The U.K.-based Alistair McClymont, who makes his stateside debut in Everything we are capable of seeing, does not lack for confidence. Epitomizing the conceptual artist, he's willing to risk the visually boring in order to reach the endpoint of a line of thought. Witness "Eclipse," 100 sheets of photographic paper hung in a long line on a wall in the main gallery, the middle 98 of which are completely black. Made in response to the spatially inaccurate drawings in science textbooks, the work is a scale image of the sun, Earth and moon in the positions of a solar eclipse.
At one end, the sun is a dessert plate-sized white circle. The moon is a white pin's head at the other end; it's nestled up against the edge of a body representing the surface of the Earth. By representing this scale, McClymont viscerally delivers the vastness of space. There's something frightening about it, a feeling of being out in the middle of nowhere in the solar system, held in place by the massive gravity of a star.

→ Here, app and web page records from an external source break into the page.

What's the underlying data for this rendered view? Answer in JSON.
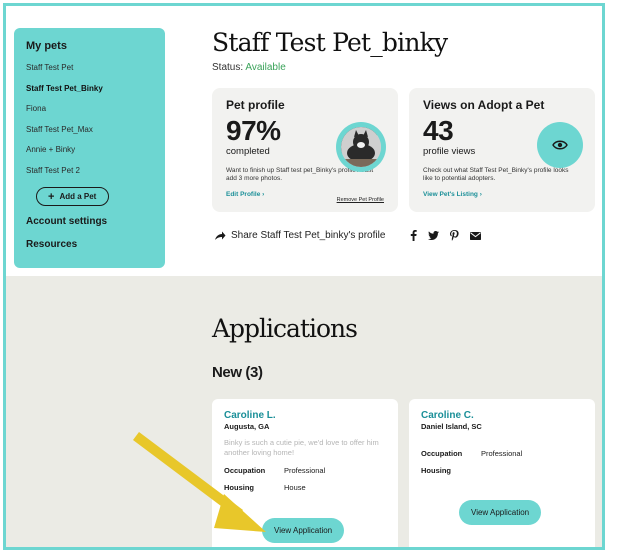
{
  "sidebar": {
    "title": "My pets",
    "pets": [
      "Staff Test Pet",
      "Staff Test Pet_Binky",
      "Fiona",
      "Staff Test Pet_Max",
      "Annie + Binky",
      "Staff Test Pet 2"
    ],
    "add_pet_label": "Add a Pet",
    "account_settings": "Account settings",
    "resources": "Resources"
  },
  "header": {
    "pet_name": "Staff Test Pet_binky",
    "status_label": "Status:",
    "status_value": "Available"
  },
  "profile_card": {
    "title": "Pet profile",
    "percent": "97%",
    "sub": "completed",
    "desc": "Want to finish up Staff test pet_Binky's profile? Just add 3 more photos.",
    "edit_link": "Edit Profile  ›",
    "remove_link": "Remove Pet Profile"
  },
  "views_card": {
    "title": "Views on Adopt a Pet",
    "count": "43",
    "sub": "profile views",
    "desc": "Check out what Staff Test Pet_Binky's profile looks like to potential adopters.",
    "link": "View Pet's Listing  ›"
  },
  "share": {
    "label": "Share Staff Test Pet_binky's profile",
    "icons": [
      "facebook-icon",
      "twitter-icon",
      "pinterest-icon",
      "email-icon"
    ]
  },
  "applications": {
    "title": "Applications",
    "new_label": "New (3)",
    "cards": [
      {
        "name": "Caroline L.",
        "location": "Augusta, GA",
        "message": "Binky is such a cutie pie, we'd love to offer him another loving home!",
        "occupation_label": "Occupation",
        "occupation": "Professional",
        "housing_label": "Housing",
        "housing": "House",
        "button": "View Application"
      },
      {
        "name": "Caroline C.",
        "location": "Daniel Island, SC",
        "occupation_label": "Occupation",
        "occupation": "Professional",
        "housing_label": "Housing",
        "housing": "",
        "button": "View Application"
      }
    ]
  },
  "colors": {
    "accent": "#6dd6d1",
    "link": "#1a8f98",
    "status": "#3aa35a",
    "arrow": "#e8c72a"
  }
}
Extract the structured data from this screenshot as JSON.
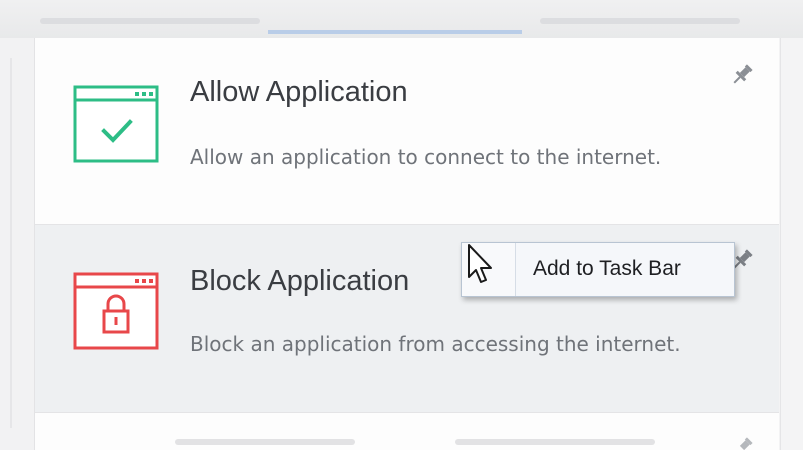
{
  "tasks": [
    {
      "title": "Allow Application",
      "description": "Allow an application to connect to the internet.",
      "icon": "window-check-icon",
      "color": "#2dbd86"
    },
    {
      "title": "Block Application",
      "description": "Block an application from accessing the internet.",
      "icon": "window-lock-icon",
      "color": "#e8474a"
    }
  ],
  "context_menu": {
    "item_label": "Add to Task Bar"
  },
  "colors": {
    "accent_tab": "#b9cde8",
    "title_text": "#3a3d42",
    "desc_text": "#6f7379"
  },
  "icons": {
    "pin": "pin-icon",
    "cursor": "mouse-cursor-icon"
  }
}
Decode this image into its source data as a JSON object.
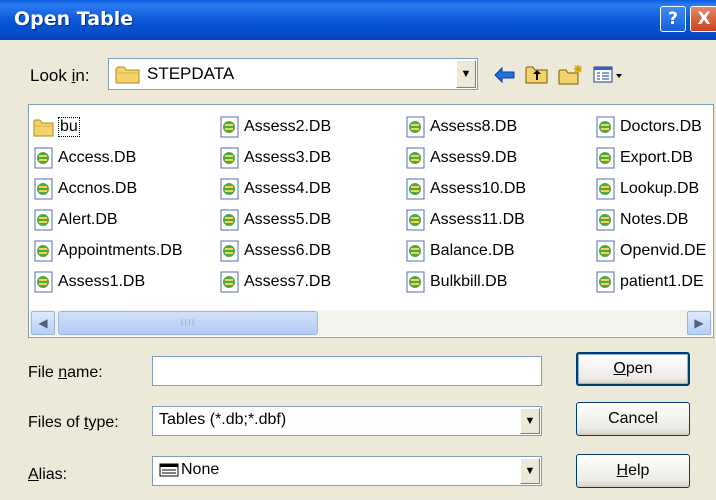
{
  "window": {
    "title": "Open Table",
    "help_btn": "?",
    "close_btn": "X"
  },
  "lookin": {
    "label_pre": "Look ",
    "label_u": "i",
    "label_post": "n:",
    "value": "STEPDATA",
    "arrow": "▼"
  },
  "toolbar": {
    "back_icon": "left-arrow-icon",
    "up_icon": "up-folder-icon",
    "newfolder_icon": "new-folder-icon",
    "views_icon": "view-menu-icon"
  },
  "files": {
    "col1": [
      "bu",
      "Access.DB",
      "Accnos.DB",
      "Alert.DB",
      "Appointments.DB",
      "Assess1.DB"
    ],
    "col2": [
      "Assess2.DB",
      "Assess3.DB",
      "Assess4.DB",
      "Assess5.DB",
      "Assess6.DB",
      "Assess7.DB"
    ],
    "col3": [
      "Assess8.DB",
      "Assess9.DB",
      "Assess10.DB",
      "Assess11.DB",
      "Balance.DB",
      "Bulkbill.DB"
    ],
    "col4": [
      "Doctors.DB",
      "Export.DB",
      "Lookup.DB",
      "Notes.DB",
      "Openvid.DE",
      "patient1.DE"
    ],
    "scroll_grip": "IIII"
  },
  "filename": {
    "label_pre": "File ",
    "label_u": "n",
    "label_post": "ame:",
    "value": ""
  },
  "filetype": {
    "label_pre": "Files of ",
    "label_u": "t",
    "label_post": "ype:",
    "value": "Tables (*.db;*.dbf)"
  },
  "alias": {
    "label_u": "A",
    "label_post": "lias:",
    "value": "None"
  },
  "buttons": {
    "open_u": "O",
    "open_post": "pen",
    "cancel": "Cancel",
    "help_u": "H",
    "help_post": "elp"
  },
  "colors": {
    "titlebar": "#0a58d8",
    "dialog_bg": "#ece9d8",
    "field_border": "#7f9db9"
  }
}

The star of the show is a kind of anti-gravity machine. "Raindrop" is really a vertical wind tunnel that suspends an actual water droplet in mid-air in the exact conditions of a falling raindrop. The opportunity to scrutinize an isolated drop, and to see its underside's flattened, active profile, is thrilling. It's a finicky sculpture: At the mercy of environmental factors too subtle to control in CAM's vast space, the drop may be disobedient. When I first saw it, McClymont had just finished setting it up, and the drop he deposited in the air column hovered there for about eight minutes. On a recent visit, however, eight seconds was barely achievable. (When you visit, if a droplet isn't jittering in the space above the mouth of the sculpture, tell the person behind the museum's front desk. With a syringe, he or she will carefully squeeze a single drop into that space.)
McClymont's second machine-driven water work resides in CAM's basement theater. "The Limitations of Logic and the Absence of Absolute Certainty," named after Kurt Gödel's "incompleteness theorem" that describes how some mathematical and logical problems simply cannot be solved, consists of three fans mounted on scaffolding above two plastic pipes emitting water vapor. The air currents from the fans craft a perpetual tornado from the vapor.
It's hypnotic to watch the funnel cloud writhe, collapse and re-establish. Unpredictably, stripes flit up the length of its coil. And you are a part of it, entering the room and standing in the space, altering the air currents with your own presence and motion. You realize quickly that there are too many variables affecting the tornado's motion for you to take into account. Rather than finding that incomprehensibility frightening, you simply enjoy its visual result.
McClymont's ability to convey his sheer awe at astronomical distances and individual raindrops makes a great counterpoint to Christian's entertaining and visually overwhelming exhibition. CAM's done well to put these two emerging artists together for much of the spring.
This article appeared in print with the headline "Flattened raindrops and googly eyes."